Problem to work on:
Word for word, repeat all of the entries.

Task material:

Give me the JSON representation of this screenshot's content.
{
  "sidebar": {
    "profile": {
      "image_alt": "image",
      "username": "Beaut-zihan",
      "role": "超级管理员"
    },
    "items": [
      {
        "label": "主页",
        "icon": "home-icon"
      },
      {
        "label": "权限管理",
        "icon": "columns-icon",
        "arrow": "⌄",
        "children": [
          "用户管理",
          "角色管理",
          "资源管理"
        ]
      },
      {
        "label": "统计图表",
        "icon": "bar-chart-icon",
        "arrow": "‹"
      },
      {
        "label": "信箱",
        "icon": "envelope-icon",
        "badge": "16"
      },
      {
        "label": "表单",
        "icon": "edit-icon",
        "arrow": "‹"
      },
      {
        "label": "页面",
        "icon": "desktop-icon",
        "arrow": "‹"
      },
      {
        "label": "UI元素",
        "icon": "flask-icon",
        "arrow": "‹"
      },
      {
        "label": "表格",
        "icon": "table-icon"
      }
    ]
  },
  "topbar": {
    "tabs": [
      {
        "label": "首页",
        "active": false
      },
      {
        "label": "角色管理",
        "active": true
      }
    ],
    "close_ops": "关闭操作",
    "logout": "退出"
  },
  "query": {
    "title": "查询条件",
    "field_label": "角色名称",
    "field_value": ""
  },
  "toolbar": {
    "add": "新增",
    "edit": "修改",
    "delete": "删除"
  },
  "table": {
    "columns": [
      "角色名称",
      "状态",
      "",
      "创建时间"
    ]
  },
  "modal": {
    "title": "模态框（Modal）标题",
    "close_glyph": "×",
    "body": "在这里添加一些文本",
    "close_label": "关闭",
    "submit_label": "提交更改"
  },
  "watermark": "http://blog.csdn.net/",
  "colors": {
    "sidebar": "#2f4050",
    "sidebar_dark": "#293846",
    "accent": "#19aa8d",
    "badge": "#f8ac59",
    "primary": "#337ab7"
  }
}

Answer box:
Give me the JSON representation of this screenshot's content.
{
  "sidebar": {
    "profile": {
      "image_alt": "image",
      "username": "Beaut-zihan",
      "role": "超级管理员"
    },
    "items": [
      {
        "label": "主页",
        "icon": "home-icon"
      },
      {
        "label": "权限管理",
        "icon": "columns-icon",
        "arrow": "⌄",
        "children": [
          "用户管理",
          "角色管理",
          "资源管理"
        ]
      },
      {
        "label": "统计图表",
        "icon": "bar-chart-icon",
        "arrow": "‹"
      },
      {
        "label": "信箱",
        "icon": "envelope-icon",
        "badge": "16"
      },
      {
        "label": "表单",
        "icon": "edit-icon",
        "arrow": "‹"
      },
      {
        "label": "页面",
        "icon": "desktop-icon",
        "arrow": "‹"
      },
      {
        "label": "UI元素",
        "icon": "flask-icon",
        "arrow": "‹"
      },
      {
        "label": "表格",
        "icon": "table-icon"
      }
    ]
  },
  "topbar": {
    "tabs": [
      {
        "label": "首页",
        "active": false
      },
      {
        "label": "角色管理",
        "active": true
      }
    ],
    "close_ops": "关闭操作",
    "logout": "退出"
  },
  "query": {
    "title": "查询条件",
    "field_label": "角色名称",
    "field_value": ""
  },
  "toolbar": {
    "add": "新增",
    "edit": "修改",
    "delete": "删除"
  },
  "table": {
    "columns": [
      "角色名称",
      "状态",
      "",
      "创建时间"
    ]
  },
  "modal": {
    "title": "模态框（Modal）标题",
    "close_glyph": "×",
    "body": "在这里添加一些文本",
    "close_label": "关闭",
    "submit_label": "提交更改"
  },
  "watermark": "http://blog.csdn.net/",
  "colors": {
    "sidebar": "#2f4050",
    "sidebar_dark": "#293846",
    "accent": "#19aa8d",
    "badge": "#f8ac59",
    "primary": "#337ab7"
  }
}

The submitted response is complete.